Locate the word "Watercolor" in the data below, then copy every line that holds it.

□ □ □

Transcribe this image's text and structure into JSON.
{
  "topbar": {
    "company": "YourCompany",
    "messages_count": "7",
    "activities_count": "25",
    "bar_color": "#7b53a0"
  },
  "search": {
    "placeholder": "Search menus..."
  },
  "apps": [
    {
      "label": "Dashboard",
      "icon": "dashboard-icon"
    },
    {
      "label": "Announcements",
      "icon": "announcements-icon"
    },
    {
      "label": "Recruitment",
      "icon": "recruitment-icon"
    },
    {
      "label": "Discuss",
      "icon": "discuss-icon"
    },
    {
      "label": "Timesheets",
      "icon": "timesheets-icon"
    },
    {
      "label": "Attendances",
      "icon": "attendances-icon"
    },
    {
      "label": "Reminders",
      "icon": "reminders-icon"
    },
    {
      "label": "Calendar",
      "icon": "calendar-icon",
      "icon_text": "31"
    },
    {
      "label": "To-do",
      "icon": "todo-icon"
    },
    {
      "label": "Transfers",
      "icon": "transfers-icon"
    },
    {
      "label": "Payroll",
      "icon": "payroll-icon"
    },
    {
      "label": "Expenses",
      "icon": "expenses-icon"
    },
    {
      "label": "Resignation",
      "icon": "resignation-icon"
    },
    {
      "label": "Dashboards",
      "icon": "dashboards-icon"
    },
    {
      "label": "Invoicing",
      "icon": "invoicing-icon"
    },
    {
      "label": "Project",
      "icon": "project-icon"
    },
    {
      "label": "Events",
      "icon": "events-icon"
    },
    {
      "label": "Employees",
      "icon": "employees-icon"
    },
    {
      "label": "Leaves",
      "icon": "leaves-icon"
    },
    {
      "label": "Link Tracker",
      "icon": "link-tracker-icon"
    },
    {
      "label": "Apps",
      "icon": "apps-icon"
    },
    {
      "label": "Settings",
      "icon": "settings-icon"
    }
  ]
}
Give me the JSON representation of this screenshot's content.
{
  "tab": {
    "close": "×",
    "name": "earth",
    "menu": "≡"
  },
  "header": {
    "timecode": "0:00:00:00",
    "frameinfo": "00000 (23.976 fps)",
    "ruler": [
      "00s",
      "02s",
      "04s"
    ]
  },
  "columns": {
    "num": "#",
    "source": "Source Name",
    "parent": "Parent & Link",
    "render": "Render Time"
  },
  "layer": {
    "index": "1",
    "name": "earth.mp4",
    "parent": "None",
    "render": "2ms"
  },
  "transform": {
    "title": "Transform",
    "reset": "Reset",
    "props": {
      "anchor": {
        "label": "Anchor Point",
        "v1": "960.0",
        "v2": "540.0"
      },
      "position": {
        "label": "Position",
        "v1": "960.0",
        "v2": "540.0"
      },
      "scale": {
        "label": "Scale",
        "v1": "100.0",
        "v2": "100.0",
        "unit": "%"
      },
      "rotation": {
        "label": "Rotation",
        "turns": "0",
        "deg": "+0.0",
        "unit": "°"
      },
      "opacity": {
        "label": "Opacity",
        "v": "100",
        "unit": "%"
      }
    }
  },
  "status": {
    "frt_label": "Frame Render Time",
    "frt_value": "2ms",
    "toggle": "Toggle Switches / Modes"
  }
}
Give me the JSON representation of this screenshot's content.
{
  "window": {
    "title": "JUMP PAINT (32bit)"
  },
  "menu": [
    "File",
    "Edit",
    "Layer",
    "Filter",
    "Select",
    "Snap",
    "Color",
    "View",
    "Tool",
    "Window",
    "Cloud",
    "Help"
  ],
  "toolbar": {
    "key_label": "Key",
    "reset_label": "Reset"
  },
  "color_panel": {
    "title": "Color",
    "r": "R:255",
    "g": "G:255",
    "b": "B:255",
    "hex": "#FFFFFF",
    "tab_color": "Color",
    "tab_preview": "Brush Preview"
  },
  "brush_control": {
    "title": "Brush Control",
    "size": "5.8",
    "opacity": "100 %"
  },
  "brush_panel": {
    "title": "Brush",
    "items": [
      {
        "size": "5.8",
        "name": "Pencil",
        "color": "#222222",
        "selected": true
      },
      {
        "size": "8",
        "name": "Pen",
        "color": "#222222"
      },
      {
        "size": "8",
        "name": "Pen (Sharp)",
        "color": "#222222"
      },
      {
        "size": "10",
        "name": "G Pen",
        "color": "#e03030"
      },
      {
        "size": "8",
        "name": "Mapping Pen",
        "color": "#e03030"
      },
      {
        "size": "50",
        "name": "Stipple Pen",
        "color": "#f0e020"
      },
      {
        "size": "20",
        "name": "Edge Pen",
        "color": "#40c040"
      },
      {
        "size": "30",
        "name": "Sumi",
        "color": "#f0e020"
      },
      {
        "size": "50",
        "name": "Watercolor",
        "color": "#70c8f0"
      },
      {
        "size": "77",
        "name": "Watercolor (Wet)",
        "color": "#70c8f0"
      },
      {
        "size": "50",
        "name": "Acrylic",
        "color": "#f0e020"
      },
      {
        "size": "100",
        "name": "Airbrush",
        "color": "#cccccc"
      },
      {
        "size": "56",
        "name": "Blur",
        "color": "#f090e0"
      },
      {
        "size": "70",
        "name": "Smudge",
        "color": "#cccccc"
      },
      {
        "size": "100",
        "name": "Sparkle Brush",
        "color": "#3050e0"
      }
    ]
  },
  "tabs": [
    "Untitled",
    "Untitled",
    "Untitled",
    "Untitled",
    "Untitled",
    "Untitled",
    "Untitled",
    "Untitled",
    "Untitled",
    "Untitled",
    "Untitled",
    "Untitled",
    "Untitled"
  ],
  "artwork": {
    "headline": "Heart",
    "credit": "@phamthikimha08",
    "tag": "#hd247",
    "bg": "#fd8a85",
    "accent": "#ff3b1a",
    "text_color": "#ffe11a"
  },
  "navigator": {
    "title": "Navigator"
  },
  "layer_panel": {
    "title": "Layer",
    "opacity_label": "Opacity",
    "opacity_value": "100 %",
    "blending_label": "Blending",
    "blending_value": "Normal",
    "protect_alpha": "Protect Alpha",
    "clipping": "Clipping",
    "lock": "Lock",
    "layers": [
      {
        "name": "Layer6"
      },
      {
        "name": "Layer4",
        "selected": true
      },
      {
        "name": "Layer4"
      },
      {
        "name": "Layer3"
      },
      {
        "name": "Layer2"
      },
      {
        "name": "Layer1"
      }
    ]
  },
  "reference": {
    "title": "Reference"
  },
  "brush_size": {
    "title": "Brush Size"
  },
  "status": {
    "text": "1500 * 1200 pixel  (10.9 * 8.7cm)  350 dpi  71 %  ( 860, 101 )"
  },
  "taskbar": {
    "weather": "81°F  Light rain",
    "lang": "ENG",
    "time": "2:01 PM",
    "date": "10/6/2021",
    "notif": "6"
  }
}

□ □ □

§ Answer for the task:
        "name": "Watercolor",
        "name": "Watercolor (Wet)",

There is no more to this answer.